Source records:
------------------------------------------------------------------------

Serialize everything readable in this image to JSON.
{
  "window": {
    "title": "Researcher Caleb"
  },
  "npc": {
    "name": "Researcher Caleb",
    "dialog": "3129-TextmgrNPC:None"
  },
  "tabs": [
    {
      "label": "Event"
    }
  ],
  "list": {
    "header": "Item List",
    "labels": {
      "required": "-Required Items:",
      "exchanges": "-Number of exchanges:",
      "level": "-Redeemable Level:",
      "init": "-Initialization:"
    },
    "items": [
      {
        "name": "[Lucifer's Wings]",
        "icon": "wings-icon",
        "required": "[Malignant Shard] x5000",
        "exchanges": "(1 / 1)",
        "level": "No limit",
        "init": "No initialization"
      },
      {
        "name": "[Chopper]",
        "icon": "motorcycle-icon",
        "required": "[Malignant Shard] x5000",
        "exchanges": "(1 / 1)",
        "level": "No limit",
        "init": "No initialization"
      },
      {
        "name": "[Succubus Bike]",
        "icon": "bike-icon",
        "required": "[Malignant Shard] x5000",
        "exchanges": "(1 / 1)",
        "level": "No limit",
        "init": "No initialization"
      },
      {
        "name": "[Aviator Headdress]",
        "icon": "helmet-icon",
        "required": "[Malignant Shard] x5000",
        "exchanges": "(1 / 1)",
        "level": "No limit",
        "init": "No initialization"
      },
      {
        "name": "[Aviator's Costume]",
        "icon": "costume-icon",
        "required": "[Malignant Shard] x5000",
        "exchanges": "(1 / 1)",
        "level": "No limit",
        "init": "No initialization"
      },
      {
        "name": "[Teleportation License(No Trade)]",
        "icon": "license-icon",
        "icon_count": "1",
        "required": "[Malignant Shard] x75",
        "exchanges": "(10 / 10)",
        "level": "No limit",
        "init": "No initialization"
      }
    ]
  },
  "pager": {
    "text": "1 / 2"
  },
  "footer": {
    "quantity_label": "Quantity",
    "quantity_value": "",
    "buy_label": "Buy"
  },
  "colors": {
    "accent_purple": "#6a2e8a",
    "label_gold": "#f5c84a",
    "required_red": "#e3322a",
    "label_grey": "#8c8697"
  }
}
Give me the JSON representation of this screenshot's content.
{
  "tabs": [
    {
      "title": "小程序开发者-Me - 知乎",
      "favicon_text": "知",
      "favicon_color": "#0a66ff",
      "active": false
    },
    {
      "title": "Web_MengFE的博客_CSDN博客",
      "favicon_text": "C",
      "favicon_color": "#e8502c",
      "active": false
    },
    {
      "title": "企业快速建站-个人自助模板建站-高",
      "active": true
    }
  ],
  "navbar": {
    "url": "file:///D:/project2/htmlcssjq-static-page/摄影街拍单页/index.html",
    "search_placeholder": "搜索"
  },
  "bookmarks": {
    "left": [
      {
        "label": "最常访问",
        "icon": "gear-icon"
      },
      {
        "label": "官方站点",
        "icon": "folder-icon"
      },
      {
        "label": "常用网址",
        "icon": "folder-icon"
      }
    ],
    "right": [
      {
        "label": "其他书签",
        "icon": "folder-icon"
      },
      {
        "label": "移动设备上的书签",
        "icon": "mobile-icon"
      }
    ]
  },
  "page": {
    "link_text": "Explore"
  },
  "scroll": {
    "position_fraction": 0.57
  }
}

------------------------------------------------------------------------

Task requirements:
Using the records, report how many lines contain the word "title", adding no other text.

Response to the task:
4